I keep Baby E's little tykes red shovel here, propped up right in front of my parking spot in our garage. Year round, season in, season out. It's the first thing I see as the garage door opens, and it can never be missed. On purpose.
"Mom, when we get home, can we make those mini apple tarts again?" We are only a few, short blocks from home, and I begin to slow down in anticipation of the turn ahead.
I sigh, too audibly to not be heard, all I can think of is how behind I am with everything that I need to do. "Let's see, I have a lot to do first, alright?"
"I hope we can, those are so good, and fun. If we do make them, can I use the wooden hole puncher to push down the dough to make the room for the apple filling?"
His request breaks my heart, but we've been gone all day, and I have so much catching up to do before it's time to make dinner.
I turn right, and head up the short distance to our house. As I pull in front of the driveway, I reach for the remote, and press the button for the garage door to open. It opens ever so slowly, and then I see it. As the garage door opens, I catch sight of what I always keep right.there. Right there in the line of fire. Propped up in all it's bright redness, so sharp against the white drywall of the garage. It's Baby E's red shovel.

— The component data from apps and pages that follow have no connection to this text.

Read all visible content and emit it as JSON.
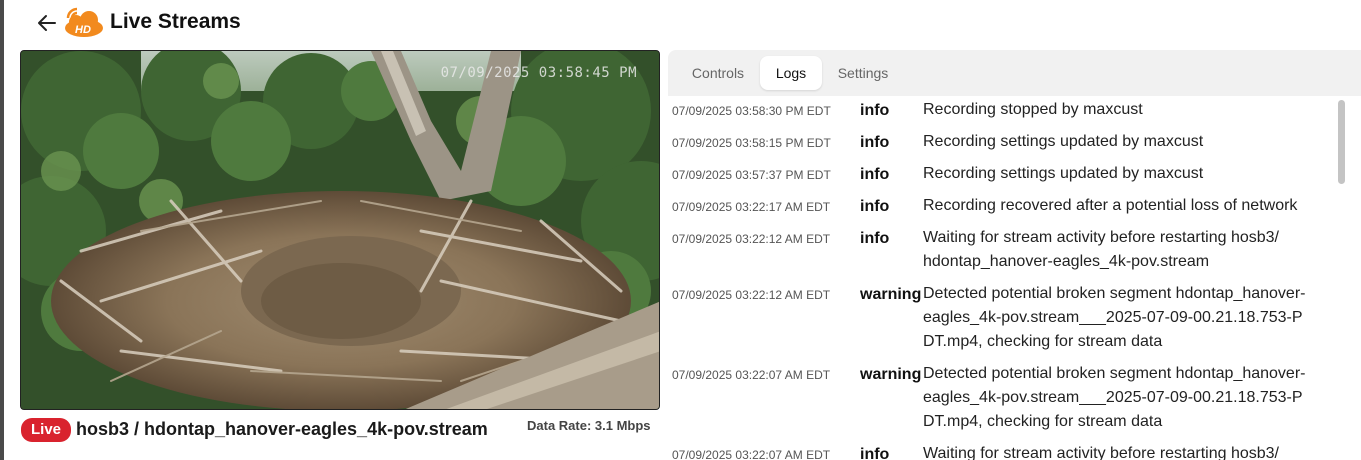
{
  "header": {
    "title": "Live Streams",
    "back_icon": "arrow-left-icon",
    "logo_icon": "hd-logo-icon",
    "logo_text": "HD",
    "logo_color": "#f28a1e"
  },
  "video": {
    "timestamp": "07/09/2025 03:58:45 PM"
  },
  "stream": {
    "live_label": "Live",
    "name": "hosb3 / hdontap_hanover-eagles_4k-pov.stream",
    "data_rate": "Data Rate: 3.1 Mbps",
    "live_color": "#d9232e"
  },
  "tabs": [
    {
      "label": "Controls",
      "active": false
    },
    {
      "label": "Logs",
      "active": true
    },
    {
      "label": "Settings",
      "active": false
    }
  ],
  "logs": [
    {
      "time": "07/09/2025 03:58:30 PM EDT",
      "level": "info",
      "message": "Recording stopped by maxcust"
    },
    {
      "time": "07/09/2025 03:58:15 PM EDT",
      "level": "info",
      "message": "Recording settings updated by maxcust"
    },
    {
      "time": "07/09/2025 03:57:37 PM EDT",
      "level": "info",
      "message": "Recording settings updated by maxcust"
    },
    {
      "time": "07/09/2025 03:22:17 AM EDT",
      "level": "info",
      "message": "Recording recovered after a potential loss of network"
    },
    {
      "time": "07/09/2025 03:22:12 AM EDT",
      "level": "info",
      "message": "Waiting for stream activity before restarting hosb3/ hdontap_hanover-eagles_4k-pov.stream"
    },
    {
      "time": "07/09/2025 03:22:12 AM EDT",
      "level": "warning",
      "message": "Detected potential broken segment hdontap_hanover-eagles_4k-pov.stream___2025-07-09-00.21.18.753-PDT.mp4, checking for stream data"
    },
    {
      "time": "07/09/2025 03:22:07 AM EDT",
      "level": "warning",
      "message": "Detected potential broken segment hdontap_hanover-eagles_4k-pov.stream___2025-07-09-00.21.18.753-PDT.mp4, checking for stream data"
    },
    {
      "time": "07/09/2025 03:22:07 AM EDT",
      "level": "info",
      "message": "Waiting for stream activity before restarting hosb3/"
    }
  ]
}
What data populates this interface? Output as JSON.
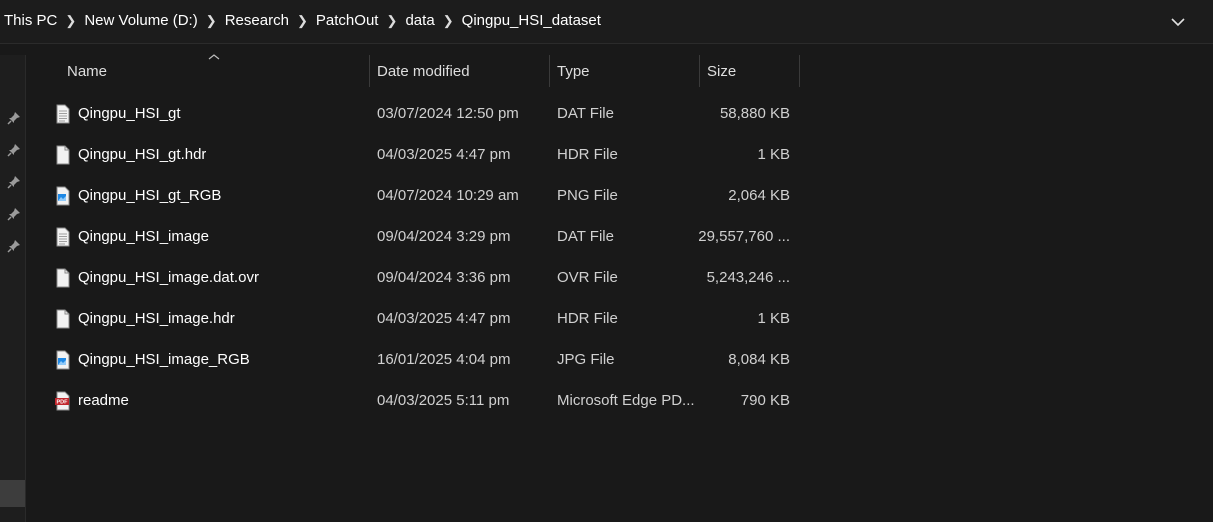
{
  "breadcrumb": {
    "items": [
      "This PC",
      "New Volume (D:)",
      "Research",
      "PatchOut",
      "data",
      "Qingpu_HSI_dataset"
    ]
  },
  "columns": {
    "name": "Name",
    "date": "Date modified",
    "type": "Type",
    "size": "Size"
  },
  "files": [
    {
      "name": "Qingpu_HSI_gt",
      "date": "03/07/2024 12:50 pm",
      "type": "DAT File",
      "size": "58,880 KB",
      "icon": "text-document-icon"
    },
    {
      "name": "Qingpu_HSI_gt.hdr",
      "date": "04/03/2025 4:47 pm",
      "type": "HDR File",
      "size": "1 KB",
      "icon": "blank-file-icon"
    },
    {
      "name": "Qingpu_HSI_gt_RGB",
      "date": "04/07/2024 10:29 am",
      "type": "PNG File",
      "size": "2,064 KB",
      "icon": "image-file-icon"
    },
    {
      "name": "Qingpu_HSI_image",
      "date": "09/04/2024 3:29 pm",
      "type": "DAT File",
      "size": "29,557,760 ...",
      "icon": "text-document-icon"
    },
    {
      "name": "Qingpu_HSI_image.dat.ovr",
      "date": "09/04/2024 3:36 pm",
      "type": "OVR File",
      "size": "5,243,246 ...",
      "icon": "blank-file-icon"
    },
    {
      "name": "Qingpu_HSI_image.hdr",
      "date": "04/03/2025 4:47 pm",
      "type": "HDR File",
      "size": "1 KB",
      "icon": "blank-file-icon"
    },
    {
      "name": "Qingpu_HSI_image_RGB",
      "date": "16/01/2025 4:04 pm",
      "type": "JPG File",
      "size": "8,084 KB",
      "icon": "image-file-icon"
    },
    {
      "name": "readme",
      "date": "04/03/2025 5:11 pm",
      "type": "Microsoft Edge PD...",
      "size": "790 KB",
      "icon": "pdf-file-icon"
    }
  ],
  "colors": {
    "background": "#191919",
    "text": "#ffffff",
    "pdf_red": "#c1272d",
    "image_blue": "#1e88e5"
  }
}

I placed it there so that I have to watch it while I pull the car in. I have it there so that it has to be walked past as I enter our house through the back door. I have it there for me to see every time that the garage door lurches open.
The magical, mystical object of power that this object is. It reminds me that he will not always be the size of this little shovel. This shovel fits him now, but it'll be one day very soon, when he'll be too big, too old for it. He won't look to me, his most comfortable friend, the one that he wants to do all things with. I am like his red shovel to him. I am there, I am his closest friend, I serve all purposes. I can scoop sand, or smooth lumps out of mud puddles, or make bricks out of snow.
I placed his shovel there when we bought it for him 4 years ago, when he was too little to handle it masterfully. Every year, he has grown more adept at his use of it. It still suits his purposes. I placed it there, so that I would see it, and I do see it. Five or more times a day, I see it. I see it coming and I see it going. It's always clearly there.
It shouts to me, "I'm holding a handful of diamonds here for you, measured in minutes. If you want them, they're here."
I pull the car into the garage, I see the little red shovel. I smile while I shut the engine off.
"I know why you're quiet, Mom, we can't make the pies, right?"
I look at the little red shovel, "Actually, you know what I was thinking? I think your brothers would love your apple pies for dinner."